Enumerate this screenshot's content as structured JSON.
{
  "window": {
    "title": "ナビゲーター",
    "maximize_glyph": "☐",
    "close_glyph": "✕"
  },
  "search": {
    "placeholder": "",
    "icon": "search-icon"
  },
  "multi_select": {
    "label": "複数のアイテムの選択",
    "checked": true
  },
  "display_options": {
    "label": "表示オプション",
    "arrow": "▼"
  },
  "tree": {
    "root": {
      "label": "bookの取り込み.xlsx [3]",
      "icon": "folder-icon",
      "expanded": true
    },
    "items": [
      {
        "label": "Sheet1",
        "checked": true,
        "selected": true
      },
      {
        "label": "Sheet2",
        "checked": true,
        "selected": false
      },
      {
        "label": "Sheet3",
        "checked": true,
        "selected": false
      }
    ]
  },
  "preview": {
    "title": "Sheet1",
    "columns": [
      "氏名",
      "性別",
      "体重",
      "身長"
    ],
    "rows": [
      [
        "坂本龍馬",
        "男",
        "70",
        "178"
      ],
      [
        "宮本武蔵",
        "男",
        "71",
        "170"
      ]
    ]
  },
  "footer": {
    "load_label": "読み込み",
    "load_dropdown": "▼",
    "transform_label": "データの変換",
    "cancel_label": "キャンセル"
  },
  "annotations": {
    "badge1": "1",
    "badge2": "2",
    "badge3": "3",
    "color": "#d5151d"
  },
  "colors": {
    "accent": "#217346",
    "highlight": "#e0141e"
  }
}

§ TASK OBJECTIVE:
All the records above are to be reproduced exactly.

§ TASK SOLUTION:
Enumerate this screenshot's content as structured JSON.
{
  "window": {
    "title": "ナビゲーター",
    "maximize_glyph": "☐",
    "close_glyph": "✕"
  },
  "search": {
    "placeholder": "",
    "icon": "search-icon"
  },
  "multi_select": {
    "label": "複数のアイテムの選択",
    "checked": true
  },
  "display_options": {
    "label": "表示オプション",
    "arrow": "▼"
  },
  "tree": {
    "root": {
      "label": "bookの取り込み.xlsx [3]",
      "icon": "folder-icon",
      "expanded": true
    },
    "items": [
      {
        "label": "Sheet1",
        "checked": true,
        "selected": true
      },
      {
        "label": "Sheet2",
        "checked": true,
        "selected": false
      },
      {
        "label": "Sheet3",
        "checked": true,
        "selected": false
      }
    ]
  },
  "preview": {
    "title": "Sheet1",
    "columns": [
      "氏名",
      "性別",
      "体重",
      "身長"
    ],
    "rows": [
      [
        "坂本龍馬",
        "男",
        "70",
        "178"
      ],
      [
        "宮本武蔵",
        "男",
        "71",
        "170"
      ]
    ]
  },
  "footer": {
    "load_label": "読み込み",
    "load_dropdown": "▼",
    "transform_label": "データの変換",
    "cancel_label": "キャンセル"
  },
  "annotations": {
    "badge1": "1",
    "badge2": "2",
    "badge3": "3",
    "color": "#d5151d"
  },
  "colors": {
    "accent": "#217346",
    "highlight": "#e0141e"
  }
}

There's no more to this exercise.